Between 2002 and 2007 Goffman undertook field work by living in a poor, majority-black neighbourhood in west Philadelphia that she terms 6th Street. Although it is far from the poorest section of Philadelphia, 6th Street’s best days are behind it. White flight in the 1970s and de-industrialisation have left behind a community of few jobs and much misery. It is a place where ‘‘police helicopters circle overhead, police cameras monitor passers-by, and police routinely stop, search and arrest people in the streets’’.

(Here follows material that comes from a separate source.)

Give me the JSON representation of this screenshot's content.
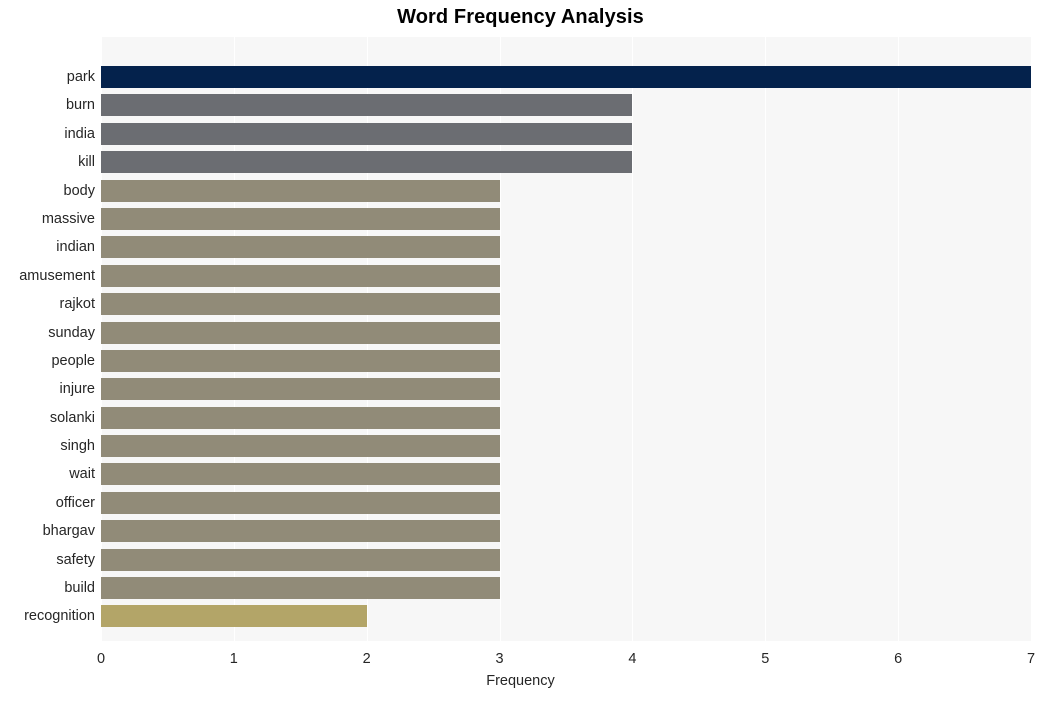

Goffman’s account largely centres on the lives of two figures: Chuck, the middle of three brothers, who lives in his grandfather’s house with a crack-addicted mother; and Mike, his friend who comes from a slightly less miserable background. Their lives are formless and transitory. If they are not in and out of prison, they are dodging court dates or angry girlfriends. For the six years the book tracks, Mike spends more than half the time in prison and 87 of the 139 weeks out of prison on probation or parole. There is a simple and compelling argument at the core of this book: high imprisonment rates and intensive policing have turned many black neighbourhoods into ‘‘communities of suspects and fugitives’’. In 6th Street, as in many places like it, Goffman contends a new social fabric is emerging where ‘‘a climate of fear and suspicion pervades everyday life’’.
It is clear that 6th Street is a community palpably lacking in trust. Men don’t visit their girlfriends for fear they may turn them in. Funerals are avoided or attended at great risk because the police are watching. Hospitals are similarly dodged and broken arms are fixed by hospital janitors with purloined supplies. The central irony is that this community, while so heavily policed, is so poorly safeguarded. Many of its residents are fugitives in their own homes.
On the Run is not a simple morality tale. Its characters are not the carceral state’s unwitting victims. Crime is still a choice for those who commit it. But Goffman’s larger argument is that choice is made much more difficult than it should be by the aggressive prosecution of lowlevel offences. After a period in juvenile detention, Chuck is too old to re-enrol in high school. Nearly half of the arrests made in the commun- ity are for technical violations (such as drinking while on probation). Huge numbers of warrants are issued for delinquencies with court fees, or failure to attend court. It’s much the same in Ferguson. Last year, fines and court fees were the city’s second biggest source of revenue and the local court issued about three warrants per household. Once you are caught up in the system, escape is nearly impossible.
Community life becomes dominated by avoiding authority. Young children pull down each other’s pants to do “cavity searches”. “Call list” (the list of approved people who can contact individuals in prison) becomes synonymous with close friends. But it also breeds new and alternative forms of law-breaking. A passport photo booth doubles as a place to buy illicit clean urine for drug tests. Prison guards accept oral sex and cash to pass drugs on to prisoners.
Imprisoning large numbers of black men threatens future generations too. An AfricanAmerican child born today is less likely to be reared by both parents than a black child born during the slavery era. To a large extent this is because too many of their fathers get locked up. One in four black children born in 1990, for example, had an imprisoned father by the time they turned 14. Paternal absence goes some way